- **Given records**
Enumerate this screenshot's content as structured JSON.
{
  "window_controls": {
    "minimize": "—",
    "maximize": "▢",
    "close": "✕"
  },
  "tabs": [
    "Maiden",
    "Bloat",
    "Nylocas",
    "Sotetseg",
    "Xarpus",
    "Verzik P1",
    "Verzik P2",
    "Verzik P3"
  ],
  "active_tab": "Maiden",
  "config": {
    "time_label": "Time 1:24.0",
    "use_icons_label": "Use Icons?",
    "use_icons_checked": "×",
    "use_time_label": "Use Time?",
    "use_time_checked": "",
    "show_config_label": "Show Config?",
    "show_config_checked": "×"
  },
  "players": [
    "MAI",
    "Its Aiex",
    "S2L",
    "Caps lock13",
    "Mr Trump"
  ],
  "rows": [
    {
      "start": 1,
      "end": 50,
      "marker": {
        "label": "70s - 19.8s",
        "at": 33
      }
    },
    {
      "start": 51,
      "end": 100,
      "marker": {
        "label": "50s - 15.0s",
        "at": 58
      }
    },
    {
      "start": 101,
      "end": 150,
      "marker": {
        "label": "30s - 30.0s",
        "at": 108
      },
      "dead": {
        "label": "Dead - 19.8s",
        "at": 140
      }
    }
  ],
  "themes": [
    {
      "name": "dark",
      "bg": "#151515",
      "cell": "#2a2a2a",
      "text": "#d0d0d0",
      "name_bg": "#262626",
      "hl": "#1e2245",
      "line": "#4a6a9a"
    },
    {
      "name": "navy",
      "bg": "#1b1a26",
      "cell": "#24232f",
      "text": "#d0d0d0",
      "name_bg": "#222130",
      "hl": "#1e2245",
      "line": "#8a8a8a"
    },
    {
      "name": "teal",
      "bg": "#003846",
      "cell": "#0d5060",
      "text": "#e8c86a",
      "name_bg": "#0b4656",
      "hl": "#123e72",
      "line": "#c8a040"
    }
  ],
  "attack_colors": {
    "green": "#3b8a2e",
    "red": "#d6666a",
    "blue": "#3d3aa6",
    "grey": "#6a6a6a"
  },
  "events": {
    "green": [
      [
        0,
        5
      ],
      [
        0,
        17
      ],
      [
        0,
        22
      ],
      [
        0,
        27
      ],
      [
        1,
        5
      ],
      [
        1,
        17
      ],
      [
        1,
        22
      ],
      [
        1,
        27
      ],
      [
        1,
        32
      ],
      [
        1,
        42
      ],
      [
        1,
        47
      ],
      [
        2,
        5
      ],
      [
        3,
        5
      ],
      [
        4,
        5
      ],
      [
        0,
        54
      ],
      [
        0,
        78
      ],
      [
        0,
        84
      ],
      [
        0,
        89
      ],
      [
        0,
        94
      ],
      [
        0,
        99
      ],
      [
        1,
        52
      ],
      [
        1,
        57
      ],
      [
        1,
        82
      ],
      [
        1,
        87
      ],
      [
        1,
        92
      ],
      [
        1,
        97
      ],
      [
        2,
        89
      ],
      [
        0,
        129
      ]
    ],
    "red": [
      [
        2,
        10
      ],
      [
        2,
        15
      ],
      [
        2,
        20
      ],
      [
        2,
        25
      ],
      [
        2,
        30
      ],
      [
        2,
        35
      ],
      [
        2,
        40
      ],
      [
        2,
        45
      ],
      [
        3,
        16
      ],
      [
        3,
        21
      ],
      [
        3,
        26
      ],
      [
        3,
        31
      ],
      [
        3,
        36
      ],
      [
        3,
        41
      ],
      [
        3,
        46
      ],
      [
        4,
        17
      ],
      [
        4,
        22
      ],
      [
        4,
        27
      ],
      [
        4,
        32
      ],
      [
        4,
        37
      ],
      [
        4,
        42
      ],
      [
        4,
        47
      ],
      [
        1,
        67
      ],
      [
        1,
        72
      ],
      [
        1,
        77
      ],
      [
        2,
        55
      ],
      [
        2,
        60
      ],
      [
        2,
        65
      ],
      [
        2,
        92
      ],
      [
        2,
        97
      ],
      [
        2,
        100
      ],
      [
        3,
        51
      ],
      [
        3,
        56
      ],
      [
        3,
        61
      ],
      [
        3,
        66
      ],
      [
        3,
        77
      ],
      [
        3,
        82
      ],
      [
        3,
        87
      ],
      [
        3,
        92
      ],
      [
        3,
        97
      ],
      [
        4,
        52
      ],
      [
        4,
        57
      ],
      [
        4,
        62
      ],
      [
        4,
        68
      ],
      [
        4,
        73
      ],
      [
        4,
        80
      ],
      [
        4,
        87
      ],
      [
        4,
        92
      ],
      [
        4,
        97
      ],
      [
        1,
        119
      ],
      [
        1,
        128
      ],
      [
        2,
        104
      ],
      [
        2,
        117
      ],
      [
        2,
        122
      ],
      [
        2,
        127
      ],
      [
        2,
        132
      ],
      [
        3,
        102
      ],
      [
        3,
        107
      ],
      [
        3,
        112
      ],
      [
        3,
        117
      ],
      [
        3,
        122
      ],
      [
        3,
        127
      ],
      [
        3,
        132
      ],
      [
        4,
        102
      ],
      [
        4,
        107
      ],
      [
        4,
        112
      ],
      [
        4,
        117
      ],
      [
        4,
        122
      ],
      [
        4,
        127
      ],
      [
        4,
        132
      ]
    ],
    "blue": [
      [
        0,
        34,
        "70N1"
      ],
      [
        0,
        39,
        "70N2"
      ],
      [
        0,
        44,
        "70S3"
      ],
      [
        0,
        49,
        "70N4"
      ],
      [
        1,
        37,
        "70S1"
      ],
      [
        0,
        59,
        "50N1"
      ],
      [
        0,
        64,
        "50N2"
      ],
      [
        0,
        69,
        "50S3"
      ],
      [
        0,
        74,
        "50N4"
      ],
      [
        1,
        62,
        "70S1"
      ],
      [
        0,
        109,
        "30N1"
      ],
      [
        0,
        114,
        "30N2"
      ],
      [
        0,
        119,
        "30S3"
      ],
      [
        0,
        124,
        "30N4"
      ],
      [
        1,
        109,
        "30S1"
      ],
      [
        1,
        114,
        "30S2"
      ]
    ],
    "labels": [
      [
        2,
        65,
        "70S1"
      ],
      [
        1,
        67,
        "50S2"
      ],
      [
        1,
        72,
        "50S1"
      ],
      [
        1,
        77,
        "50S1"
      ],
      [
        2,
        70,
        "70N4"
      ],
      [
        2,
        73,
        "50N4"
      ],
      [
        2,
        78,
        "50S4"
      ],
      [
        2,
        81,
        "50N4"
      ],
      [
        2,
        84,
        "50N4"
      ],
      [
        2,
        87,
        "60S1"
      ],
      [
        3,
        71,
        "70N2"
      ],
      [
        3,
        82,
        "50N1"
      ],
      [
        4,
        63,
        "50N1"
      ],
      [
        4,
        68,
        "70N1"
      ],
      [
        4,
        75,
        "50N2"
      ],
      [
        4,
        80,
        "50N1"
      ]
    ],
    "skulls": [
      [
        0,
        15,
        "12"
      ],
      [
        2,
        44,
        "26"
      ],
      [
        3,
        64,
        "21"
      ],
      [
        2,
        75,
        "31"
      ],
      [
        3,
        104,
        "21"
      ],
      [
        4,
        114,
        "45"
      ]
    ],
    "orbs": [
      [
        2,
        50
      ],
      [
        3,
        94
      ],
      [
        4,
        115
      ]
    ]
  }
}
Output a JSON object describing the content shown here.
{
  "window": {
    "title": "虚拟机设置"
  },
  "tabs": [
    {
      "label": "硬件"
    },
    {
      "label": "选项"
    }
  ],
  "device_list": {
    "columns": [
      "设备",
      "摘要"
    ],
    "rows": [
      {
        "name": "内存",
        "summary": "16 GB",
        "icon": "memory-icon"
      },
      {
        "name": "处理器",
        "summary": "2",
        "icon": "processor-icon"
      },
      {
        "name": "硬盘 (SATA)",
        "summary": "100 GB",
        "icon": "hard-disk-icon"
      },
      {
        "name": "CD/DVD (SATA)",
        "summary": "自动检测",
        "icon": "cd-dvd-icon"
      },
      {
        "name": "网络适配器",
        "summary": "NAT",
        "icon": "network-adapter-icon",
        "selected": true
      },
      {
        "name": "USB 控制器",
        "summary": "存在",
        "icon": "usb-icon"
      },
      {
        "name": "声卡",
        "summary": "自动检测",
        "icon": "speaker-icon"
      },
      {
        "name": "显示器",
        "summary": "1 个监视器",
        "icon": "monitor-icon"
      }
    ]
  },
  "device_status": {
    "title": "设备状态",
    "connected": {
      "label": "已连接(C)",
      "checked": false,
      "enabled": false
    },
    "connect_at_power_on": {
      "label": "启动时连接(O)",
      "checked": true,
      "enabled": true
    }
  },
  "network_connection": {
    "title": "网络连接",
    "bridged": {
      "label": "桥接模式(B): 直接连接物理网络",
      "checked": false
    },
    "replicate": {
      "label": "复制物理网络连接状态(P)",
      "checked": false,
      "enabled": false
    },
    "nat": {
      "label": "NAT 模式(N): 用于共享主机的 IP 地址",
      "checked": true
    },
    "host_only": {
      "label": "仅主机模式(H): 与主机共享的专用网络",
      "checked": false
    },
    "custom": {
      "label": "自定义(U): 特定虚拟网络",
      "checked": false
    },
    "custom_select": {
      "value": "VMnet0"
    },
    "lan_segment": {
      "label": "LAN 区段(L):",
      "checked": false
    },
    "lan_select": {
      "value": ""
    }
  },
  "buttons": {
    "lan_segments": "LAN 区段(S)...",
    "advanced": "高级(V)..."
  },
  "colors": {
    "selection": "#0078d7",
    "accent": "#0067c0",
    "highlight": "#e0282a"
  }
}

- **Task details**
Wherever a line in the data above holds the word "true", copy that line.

- **Result for this exercise**
        "selected": true
      "checked": true,
      "enabled": true
      "checked": true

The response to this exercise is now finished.